**About this task**
Your reply should hold only the lines from the records below where "JSON" occurs.

(Data provided)

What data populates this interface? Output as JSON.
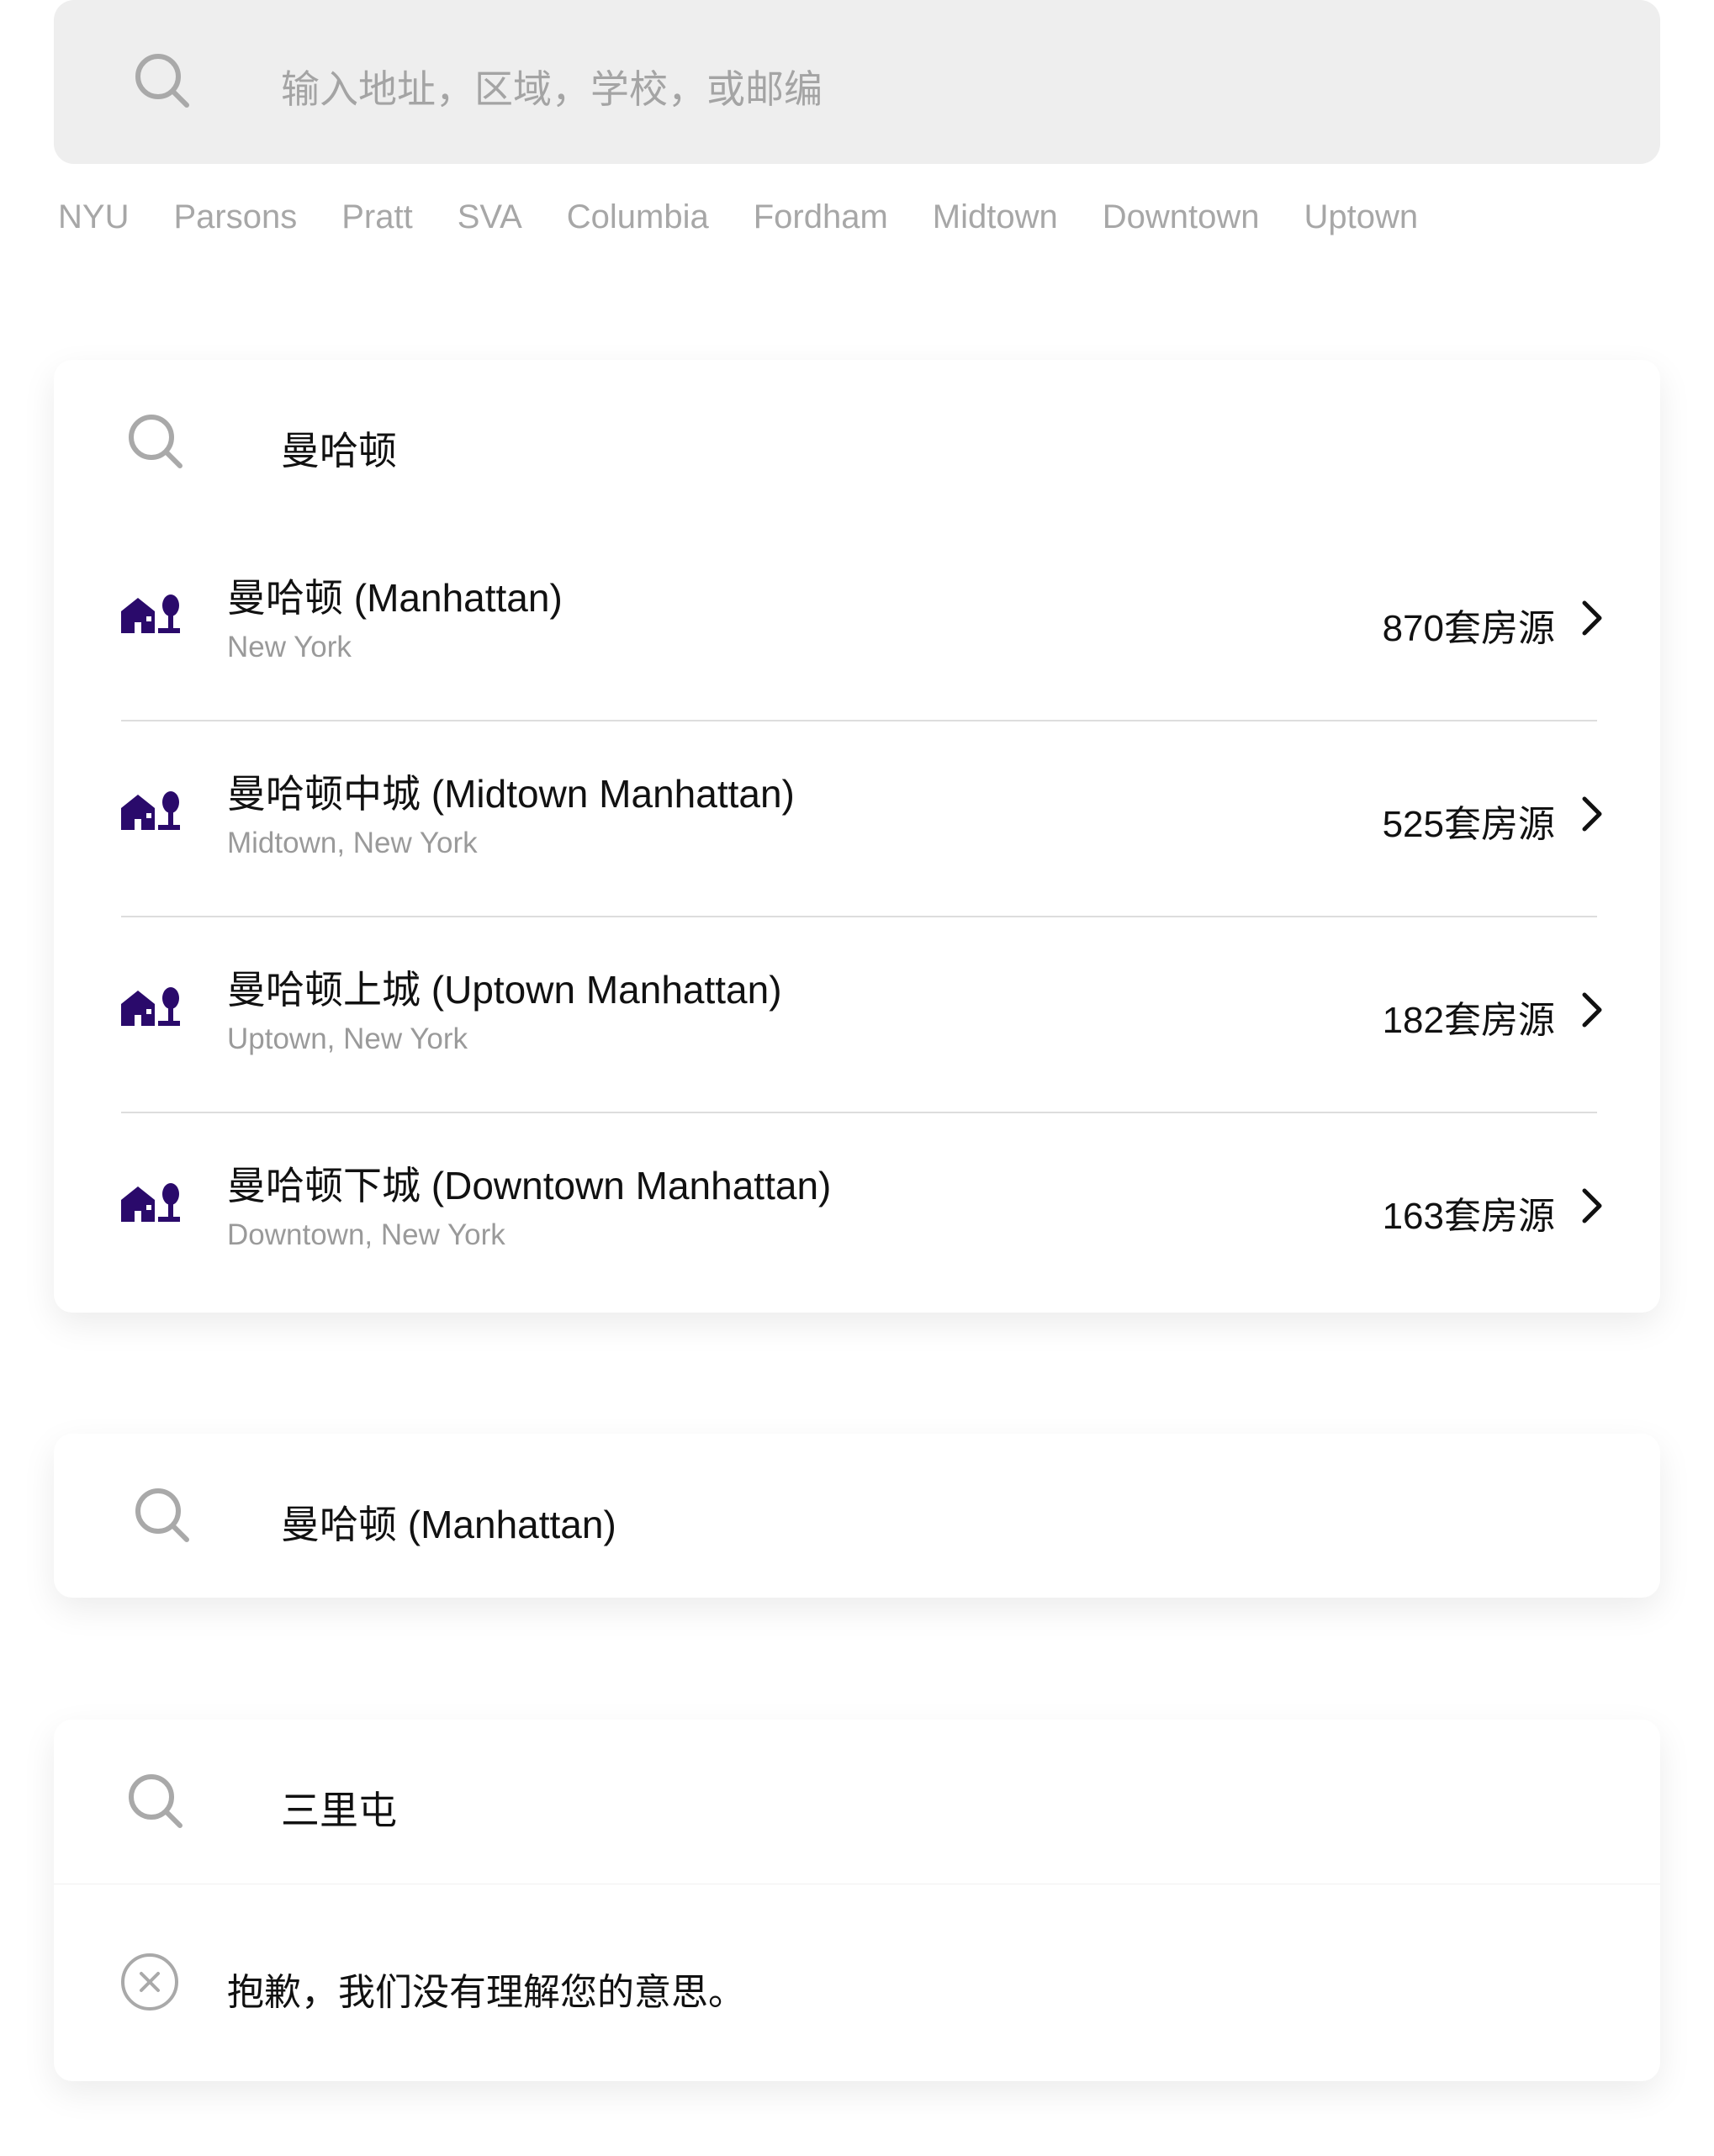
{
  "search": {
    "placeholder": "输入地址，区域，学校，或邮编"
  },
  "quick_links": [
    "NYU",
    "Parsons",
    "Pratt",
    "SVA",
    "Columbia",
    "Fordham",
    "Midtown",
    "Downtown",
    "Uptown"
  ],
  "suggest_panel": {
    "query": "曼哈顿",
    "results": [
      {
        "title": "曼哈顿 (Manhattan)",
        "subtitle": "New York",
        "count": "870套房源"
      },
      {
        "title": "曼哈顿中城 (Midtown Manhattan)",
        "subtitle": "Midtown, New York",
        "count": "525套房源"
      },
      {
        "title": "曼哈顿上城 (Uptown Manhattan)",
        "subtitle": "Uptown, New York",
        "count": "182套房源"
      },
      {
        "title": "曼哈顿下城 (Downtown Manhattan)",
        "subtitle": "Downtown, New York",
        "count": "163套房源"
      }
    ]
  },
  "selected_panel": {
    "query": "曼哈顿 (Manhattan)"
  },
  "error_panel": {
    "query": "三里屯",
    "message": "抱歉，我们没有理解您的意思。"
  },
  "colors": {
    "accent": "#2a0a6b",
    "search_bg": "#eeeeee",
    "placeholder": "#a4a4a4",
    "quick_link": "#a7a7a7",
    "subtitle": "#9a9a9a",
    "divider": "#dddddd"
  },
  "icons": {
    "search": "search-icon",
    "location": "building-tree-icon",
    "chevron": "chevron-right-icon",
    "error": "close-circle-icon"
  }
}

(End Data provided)
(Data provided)

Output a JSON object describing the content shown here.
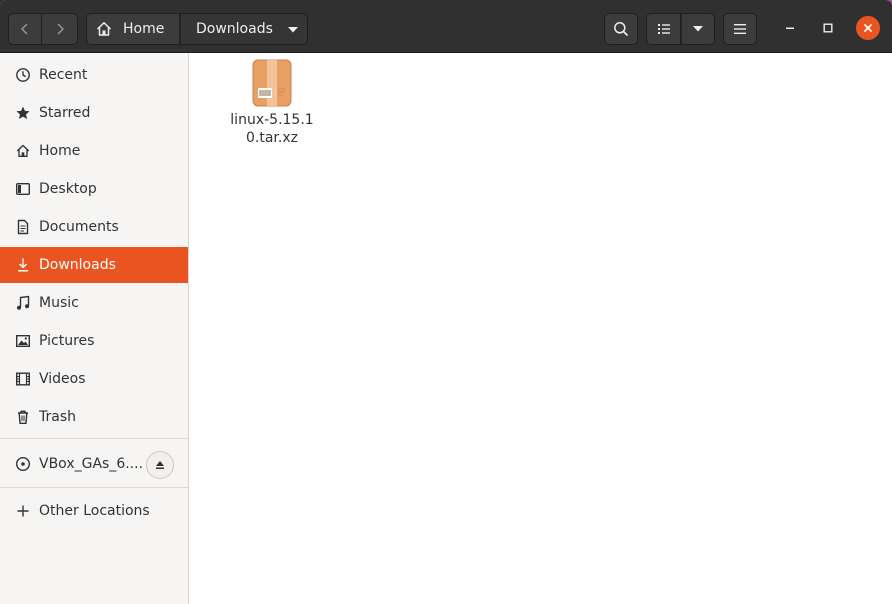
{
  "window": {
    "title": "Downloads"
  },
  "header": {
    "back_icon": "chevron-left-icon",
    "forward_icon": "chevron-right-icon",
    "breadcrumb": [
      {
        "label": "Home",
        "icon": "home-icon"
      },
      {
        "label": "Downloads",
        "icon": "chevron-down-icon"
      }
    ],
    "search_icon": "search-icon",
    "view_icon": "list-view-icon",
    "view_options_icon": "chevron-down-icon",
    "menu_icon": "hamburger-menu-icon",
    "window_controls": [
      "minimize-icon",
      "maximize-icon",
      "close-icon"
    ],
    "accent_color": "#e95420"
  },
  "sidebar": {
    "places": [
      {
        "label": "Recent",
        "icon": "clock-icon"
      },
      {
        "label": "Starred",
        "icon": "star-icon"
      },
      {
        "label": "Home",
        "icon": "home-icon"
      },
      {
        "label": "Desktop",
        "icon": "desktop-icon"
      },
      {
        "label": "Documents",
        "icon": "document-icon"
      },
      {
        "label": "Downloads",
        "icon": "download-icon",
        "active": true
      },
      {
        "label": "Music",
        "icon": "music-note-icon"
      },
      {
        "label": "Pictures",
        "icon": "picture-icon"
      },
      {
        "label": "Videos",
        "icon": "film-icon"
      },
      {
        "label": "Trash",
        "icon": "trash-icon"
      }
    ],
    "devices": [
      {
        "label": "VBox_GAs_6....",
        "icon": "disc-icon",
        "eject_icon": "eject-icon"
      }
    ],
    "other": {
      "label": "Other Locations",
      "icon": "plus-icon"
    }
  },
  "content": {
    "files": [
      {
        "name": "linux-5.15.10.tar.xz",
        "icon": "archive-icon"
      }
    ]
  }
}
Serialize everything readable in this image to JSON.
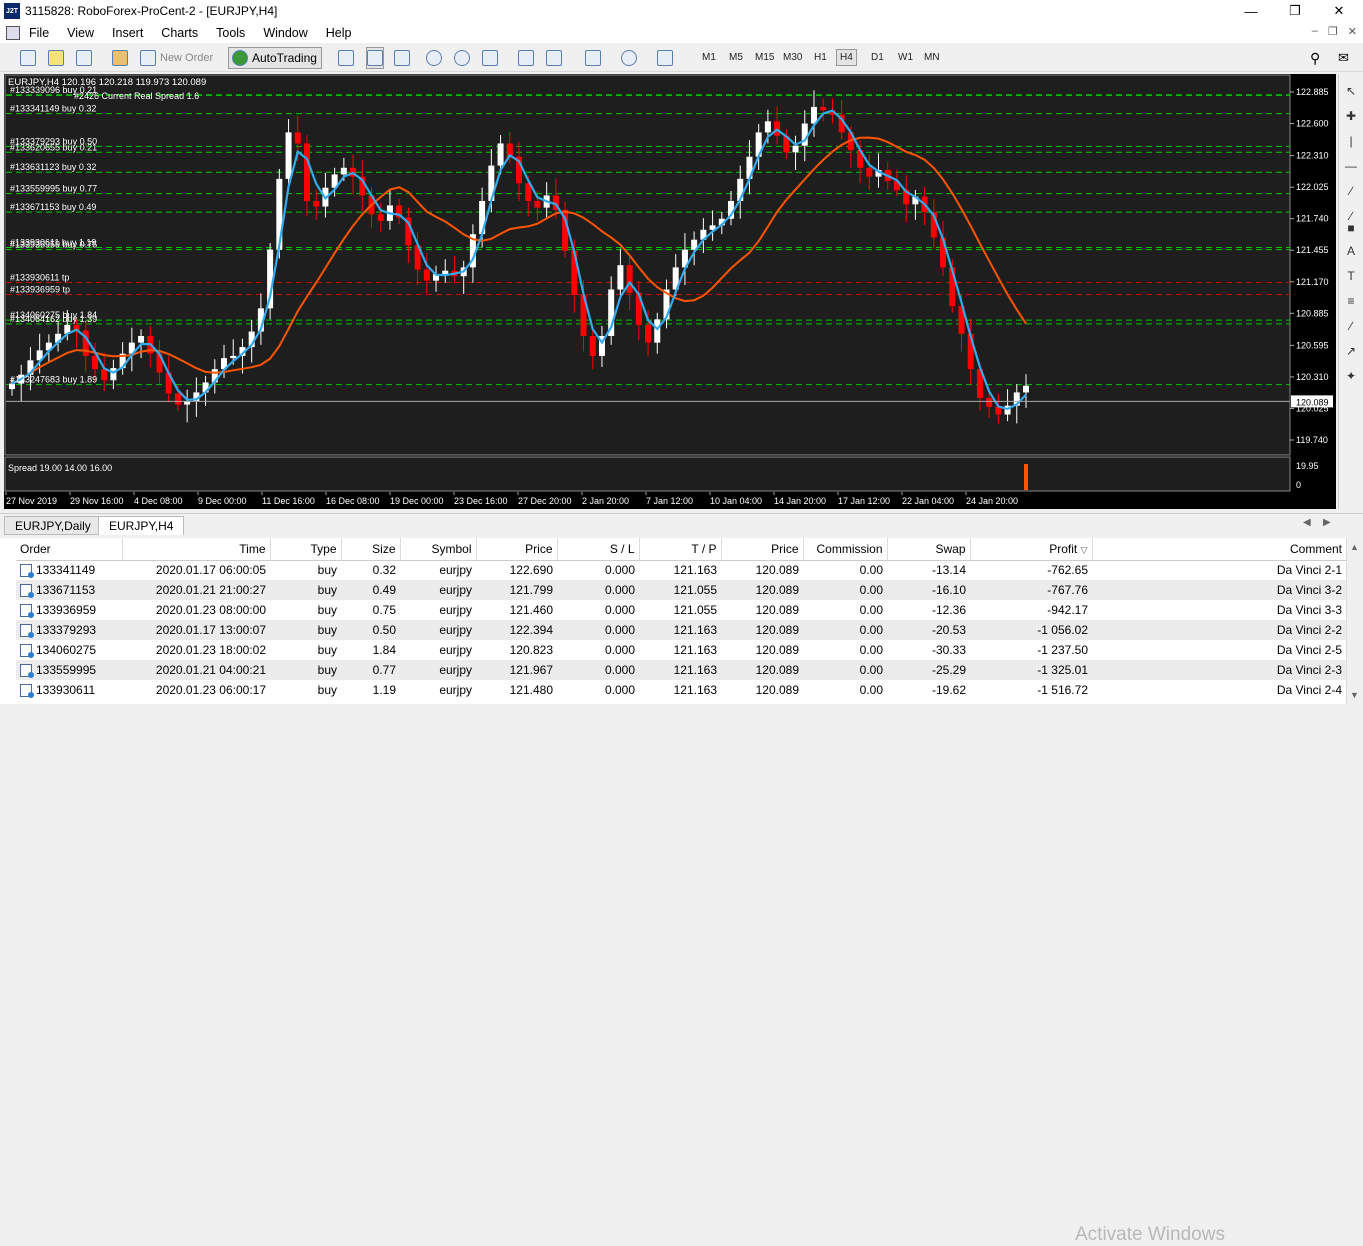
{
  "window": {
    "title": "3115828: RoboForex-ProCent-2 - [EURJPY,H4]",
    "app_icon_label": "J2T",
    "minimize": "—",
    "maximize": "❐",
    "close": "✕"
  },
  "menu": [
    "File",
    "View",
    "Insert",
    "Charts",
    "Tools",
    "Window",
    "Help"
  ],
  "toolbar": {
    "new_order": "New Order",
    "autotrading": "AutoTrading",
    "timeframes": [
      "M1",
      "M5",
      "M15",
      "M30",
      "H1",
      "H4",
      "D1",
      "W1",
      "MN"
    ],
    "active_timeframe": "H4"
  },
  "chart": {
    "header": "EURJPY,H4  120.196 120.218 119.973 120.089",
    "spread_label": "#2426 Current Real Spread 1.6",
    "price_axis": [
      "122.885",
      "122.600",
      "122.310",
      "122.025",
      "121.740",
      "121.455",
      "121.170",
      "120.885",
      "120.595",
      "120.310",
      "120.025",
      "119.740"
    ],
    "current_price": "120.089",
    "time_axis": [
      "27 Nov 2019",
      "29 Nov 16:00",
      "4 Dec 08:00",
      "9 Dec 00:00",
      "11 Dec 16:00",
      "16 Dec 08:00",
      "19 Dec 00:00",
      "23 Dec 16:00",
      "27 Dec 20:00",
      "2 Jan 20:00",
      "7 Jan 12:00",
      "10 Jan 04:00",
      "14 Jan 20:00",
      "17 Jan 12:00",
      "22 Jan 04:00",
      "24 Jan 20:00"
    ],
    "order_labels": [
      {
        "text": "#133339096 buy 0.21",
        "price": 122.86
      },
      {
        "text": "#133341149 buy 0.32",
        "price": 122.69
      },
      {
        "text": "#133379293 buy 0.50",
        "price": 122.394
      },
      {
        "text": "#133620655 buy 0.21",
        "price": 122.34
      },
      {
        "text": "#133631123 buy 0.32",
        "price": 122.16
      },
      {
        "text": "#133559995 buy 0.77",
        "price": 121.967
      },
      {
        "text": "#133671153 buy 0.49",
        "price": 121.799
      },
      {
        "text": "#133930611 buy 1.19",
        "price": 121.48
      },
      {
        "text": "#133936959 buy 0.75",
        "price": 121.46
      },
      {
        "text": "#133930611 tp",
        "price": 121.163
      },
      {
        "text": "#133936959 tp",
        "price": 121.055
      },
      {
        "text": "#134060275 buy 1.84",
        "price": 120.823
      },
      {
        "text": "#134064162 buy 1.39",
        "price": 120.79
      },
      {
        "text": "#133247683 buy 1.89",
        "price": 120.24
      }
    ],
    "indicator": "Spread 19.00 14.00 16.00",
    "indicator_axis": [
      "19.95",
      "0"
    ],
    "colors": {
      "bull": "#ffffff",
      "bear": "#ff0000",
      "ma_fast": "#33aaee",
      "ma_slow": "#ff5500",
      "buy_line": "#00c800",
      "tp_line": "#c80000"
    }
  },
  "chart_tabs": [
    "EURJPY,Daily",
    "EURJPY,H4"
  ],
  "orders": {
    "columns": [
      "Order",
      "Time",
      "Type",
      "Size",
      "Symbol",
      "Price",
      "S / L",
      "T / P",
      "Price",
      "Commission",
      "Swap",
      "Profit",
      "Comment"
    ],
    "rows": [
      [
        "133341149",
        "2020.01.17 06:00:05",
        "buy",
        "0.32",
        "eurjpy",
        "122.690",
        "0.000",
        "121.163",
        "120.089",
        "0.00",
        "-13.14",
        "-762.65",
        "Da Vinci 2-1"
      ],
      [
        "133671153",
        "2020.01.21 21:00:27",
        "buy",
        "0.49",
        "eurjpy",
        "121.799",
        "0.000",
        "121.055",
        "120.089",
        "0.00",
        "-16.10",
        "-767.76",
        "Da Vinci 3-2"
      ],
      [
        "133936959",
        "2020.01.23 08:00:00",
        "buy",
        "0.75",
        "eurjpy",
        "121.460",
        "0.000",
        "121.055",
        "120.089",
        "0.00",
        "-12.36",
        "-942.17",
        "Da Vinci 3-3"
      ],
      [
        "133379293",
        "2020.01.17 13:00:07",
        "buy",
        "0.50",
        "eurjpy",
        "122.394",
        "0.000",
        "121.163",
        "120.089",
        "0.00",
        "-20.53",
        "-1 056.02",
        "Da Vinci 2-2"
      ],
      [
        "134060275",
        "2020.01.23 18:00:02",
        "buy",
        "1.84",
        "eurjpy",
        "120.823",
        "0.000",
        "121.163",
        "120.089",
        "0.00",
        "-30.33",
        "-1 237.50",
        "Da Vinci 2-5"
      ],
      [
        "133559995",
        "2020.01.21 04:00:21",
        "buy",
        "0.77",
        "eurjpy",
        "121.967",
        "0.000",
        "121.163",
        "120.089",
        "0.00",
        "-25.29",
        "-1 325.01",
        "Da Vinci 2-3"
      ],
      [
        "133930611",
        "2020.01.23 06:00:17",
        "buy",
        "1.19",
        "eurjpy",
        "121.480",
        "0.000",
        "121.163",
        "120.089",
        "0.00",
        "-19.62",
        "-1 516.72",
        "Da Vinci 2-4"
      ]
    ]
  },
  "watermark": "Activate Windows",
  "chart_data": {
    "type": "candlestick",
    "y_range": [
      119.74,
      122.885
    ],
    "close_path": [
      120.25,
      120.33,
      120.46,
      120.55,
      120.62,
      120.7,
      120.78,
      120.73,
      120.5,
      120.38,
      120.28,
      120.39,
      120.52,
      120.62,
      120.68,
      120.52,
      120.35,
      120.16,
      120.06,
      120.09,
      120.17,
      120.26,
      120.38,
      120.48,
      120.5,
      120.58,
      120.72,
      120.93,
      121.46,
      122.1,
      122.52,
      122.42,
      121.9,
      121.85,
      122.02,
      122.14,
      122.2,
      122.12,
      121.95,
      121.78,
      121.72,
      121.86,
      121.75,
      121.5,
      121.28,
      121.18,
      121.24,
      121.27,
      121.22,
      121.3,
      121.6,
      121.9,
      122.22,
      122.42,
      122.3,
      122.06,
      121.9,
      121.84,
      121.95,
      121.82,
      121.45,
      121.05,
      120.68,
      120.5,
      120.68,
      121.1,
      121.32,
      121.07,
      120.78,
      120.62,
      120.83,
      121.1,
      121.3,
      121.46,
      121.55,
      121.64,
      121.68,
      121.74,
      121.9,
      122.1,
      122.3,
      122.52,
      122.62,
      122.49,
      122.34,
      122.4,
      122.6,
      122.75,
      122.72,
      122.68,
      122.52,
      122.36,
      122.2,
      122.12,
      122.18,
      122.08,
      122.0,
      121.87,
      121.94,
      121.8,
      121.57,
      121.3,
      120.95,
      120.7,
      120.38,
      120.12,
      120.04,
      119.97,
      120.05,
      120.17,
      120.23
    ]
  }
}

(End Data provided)

**Task answer**
What data populates this interface? Output as JSON.
Output a JSON object describing the content shown here.
Serialize everything readable in this image to JSON.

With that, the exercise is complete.